DALLAS, TX - Despite positive economic indicators like record wage growth and falling unemployment, housing confidence remained flat from June through September, according to the new ValueInsured Housing Confidence Index.
Housing confidence rose a mere 0.2 points from June through September to 68.9 on the hundred-point scale. That figure is up 1.9 points since March. A number of factors are likely to blame for the subdued confidence measure, according to Joe Melendez, CEO of ValueInsured.
"Home prices rose over the summer, putting them out of reach for many renters who also saw their rents rising," said Melendez. "Another factor suppressing housing confidence is the unsettling presidential contest and uncertain future it entails. Combine those factors with the hangover of the 2008 housing crisis, and many prospective buyers really need a confidence boost."
The ValueInsured Housing Confidence Index is the aggregate mean of seven multidimensional confidence measures collected through the Modern Homebuyer Survey, which is conducted once per quarter. As such, the Index reflects the attitudes of American homeowners and non-homeowners toward the housing market and benefits of buying a home.
A significant factor in the flat confidence index is the continued uncertainty and anxiety of millennials. Although three-in-four (76 percent) millennial non-homeowners (i.e., would-be first-time buyers) want to buy a home, less than two-in-five (38 percent) are confident they can afford a down payment. Millennials also outpace Americans in general in a number of other home buying concerns measured by the survey:
Overall, millennials are skeptical and bracing for volatility. They are more likely to expect a price bubble and correction in the next two years than Americans overall (60 percent of millennials vs. 47 percent of Americans). Prospective first-time homebuyers in particular are nervous about market instability – only a quarter of these millennial non-homeowners are confident that the 2008 housing crisis will not happen again in their lifetimes.
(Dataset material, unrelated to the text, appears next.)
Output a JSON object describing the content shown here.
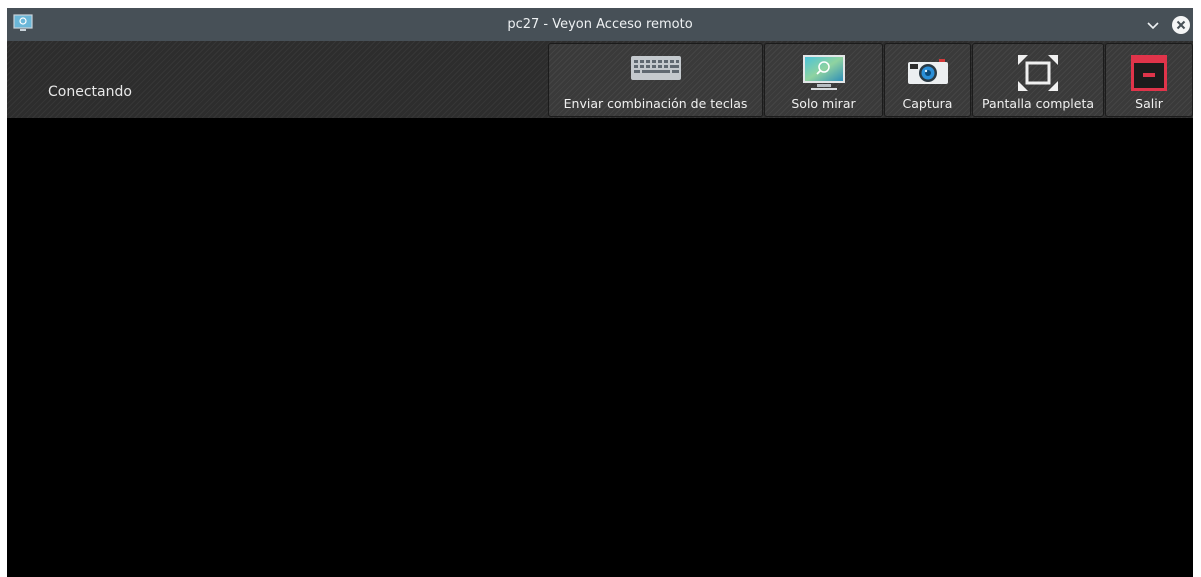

On the bright side, 70 percent of millennials said the American Dream is alive and well. They do, however, describe it differently than past generations. They want to own a home but not be tied down by it. More than four-in-five (83 percent) millennials say their new definition of the American Dream is "owning a home on my own terms while staying mobile, agile and financially secure." In fact, more than four-in-five (81 percent) millennials plan to live in their current home for less than five years.